*** Begin section ***

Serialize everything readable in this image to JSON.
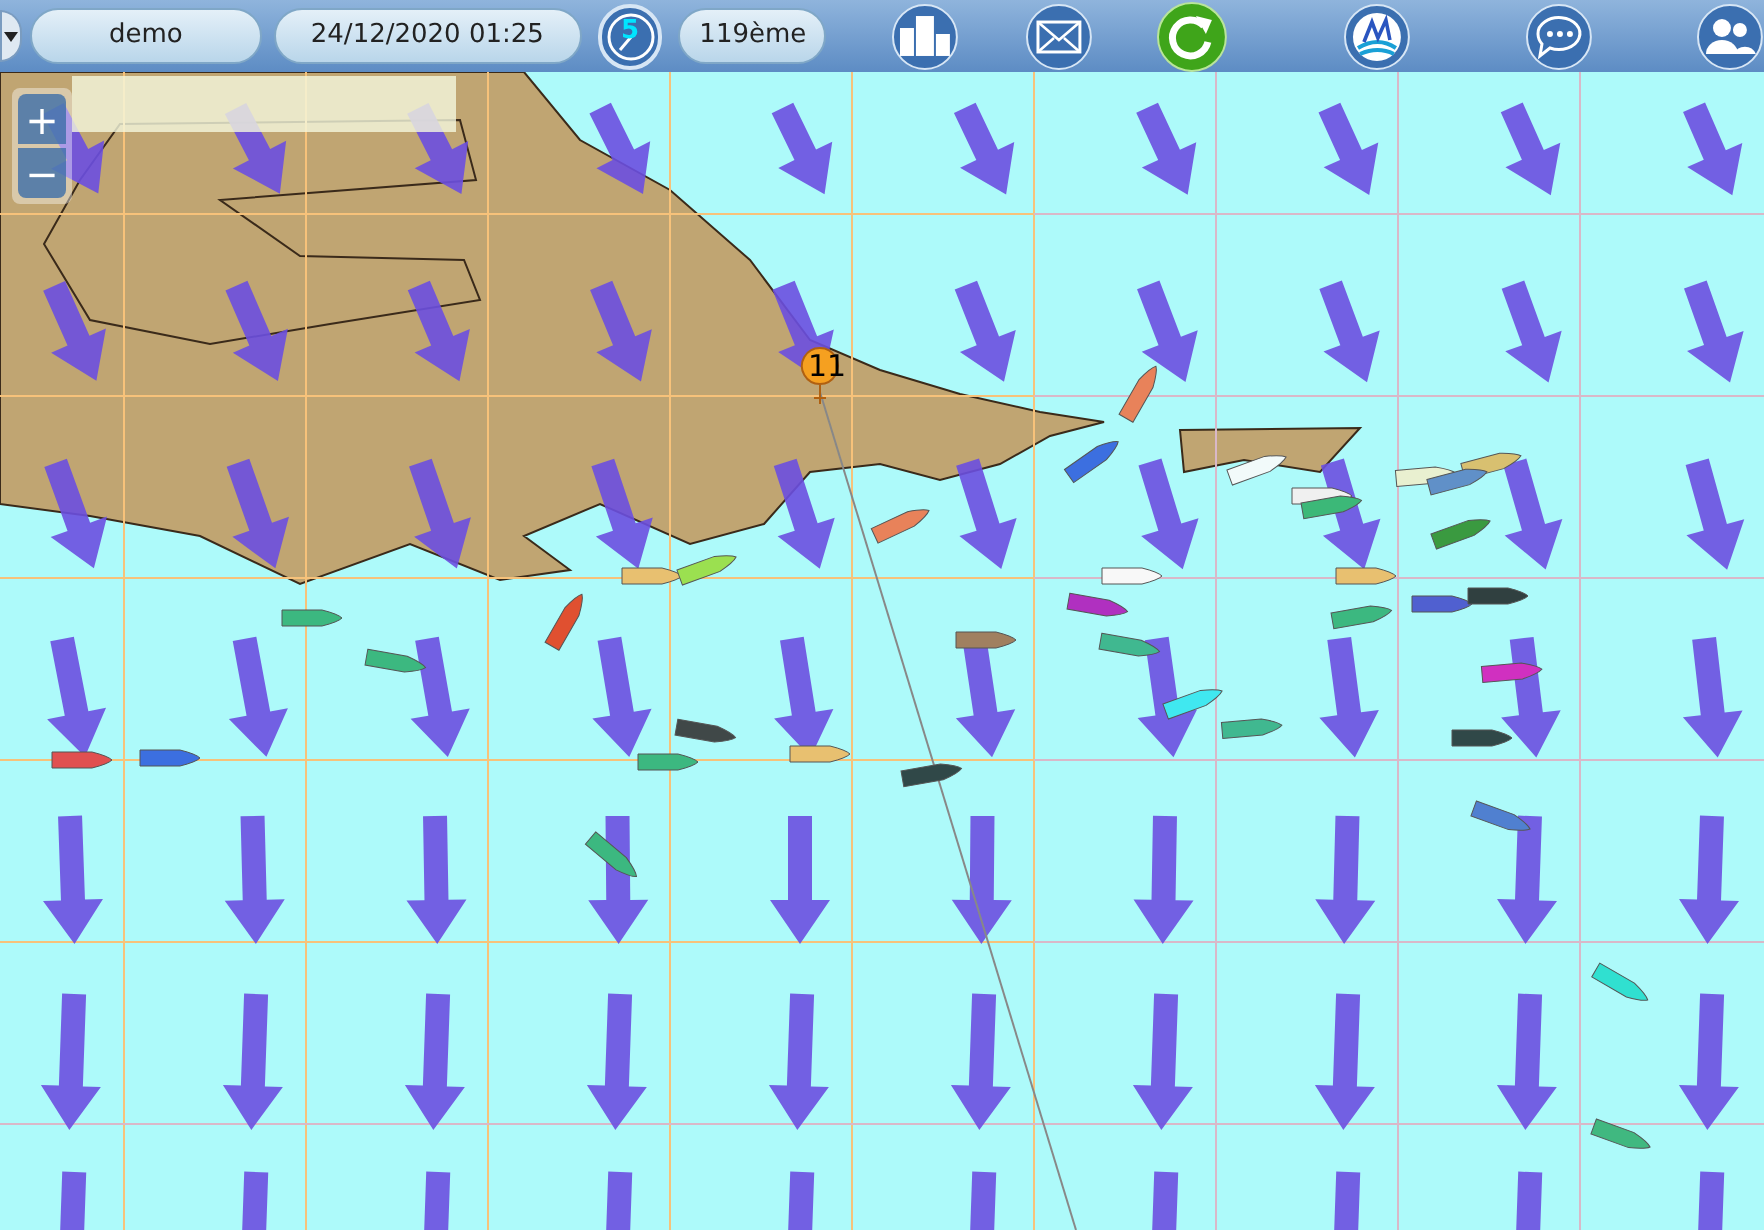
{
  "toolbar": {
    "player_name": "demo",
    "date_time": "24/12/2020 01:25",
    "clock_badge": "5",
    "rank": "119ème"
  },
  "map": {
    "zoom_in": "+",
    "zoom_out": "−",
    "waypoint_label": "11"
  }
}
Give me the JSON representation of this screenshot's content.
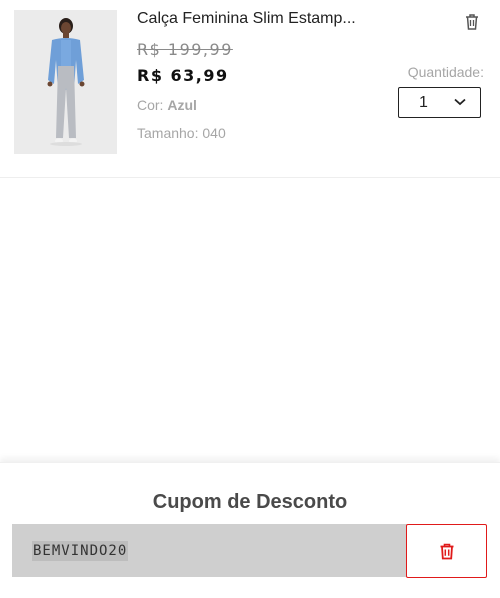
{
  "cart": {
    "item": {
      "title": "Calça Feminina Slim Estamp...",
      "old_price": "R$ 199,99",
      "new_price": "R$ 63,99",
      "color_label": "Cor: ",
      "color_value": "Azul",
      "size_label": "Tamanho: ",
      "size_value": "040",
      "quantity_label": "Quantidade:",
      "quantity_value": "1",
      "image_icon": "product-photo",
      "remove_icon": "trash-icon"
    }
  },
  "coupon": {
    "title": "Cupom de Desconto",
    "code": "BEMVINDO20",
    "remove_icon": "trash-icon",
    "accent_color": "#e01a1a"
  }
}
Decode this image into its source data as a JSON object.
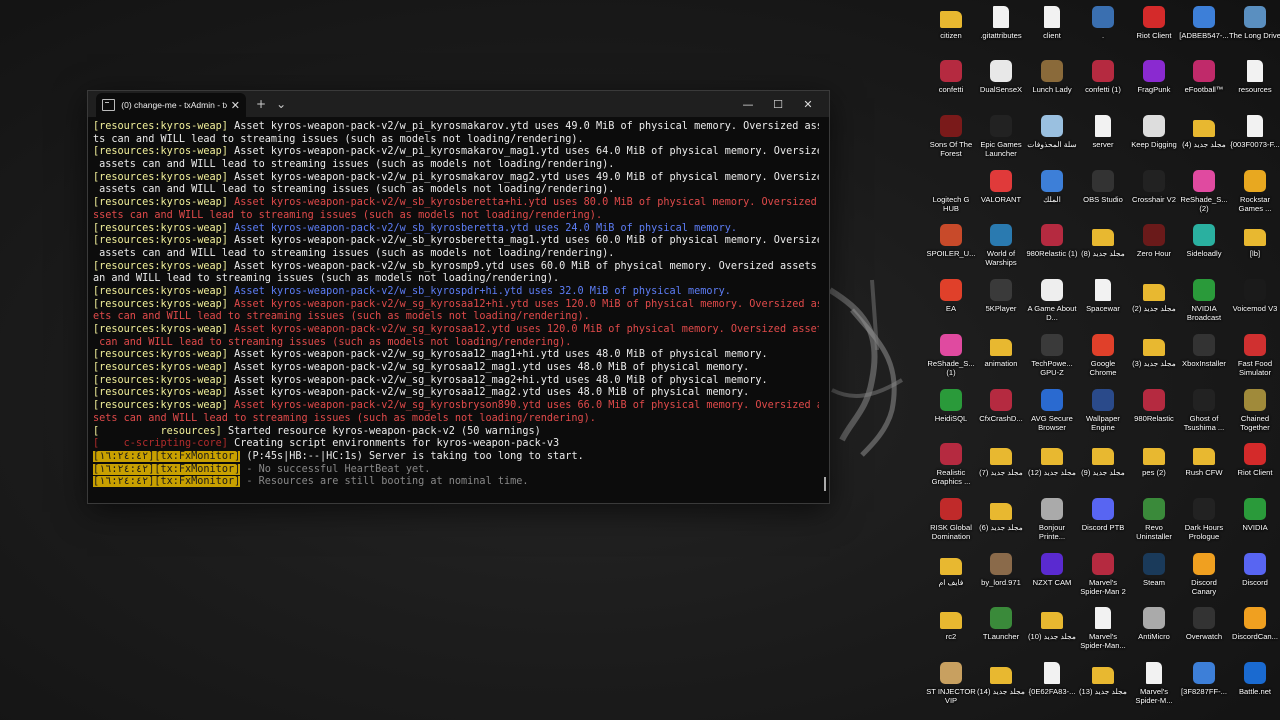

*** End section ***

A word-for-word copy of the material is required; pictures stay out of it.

Written solution ->
Serialize everything readable in this image to JSON.
{
  "toolbar": {
    "player_name": "demo",
    "date_time": "24/12/2020 01:25",
    "clock_badge": "5",
    "rank": "119ème"
  },
  "map": {
    "zoom_in": "+",
    "zoom_out": "−",
    "waypoint_label": "11"
  }
}
Give me the JSON representation of this screenshot's content.
{
  "cart": {
    "item": {
      "title": "Calça Feminina Slim Estamp...",
      "old_price": "R$ 199,99",
      "new_price": "R$ 63,99",
      "color_label": "Cor: ",
      "color_value": "Azul",
      "size_label": "Tamanho: ",
      "size_value": "040",
      "quantity_label": "Quantidade:",
      "quantity_value": "1",
      "image_icon": "product-photo",
      "remove_icon": "trash-icon"
    }
  },
  "coupon": {
    "title": "Cupom de Desconto",
    "code": "BEMVINDO20",
    "remove_icon": "trash-icon",
    "accent_color": "#e01a1a"
  }
}
Decode this image into its source data as a JSON object.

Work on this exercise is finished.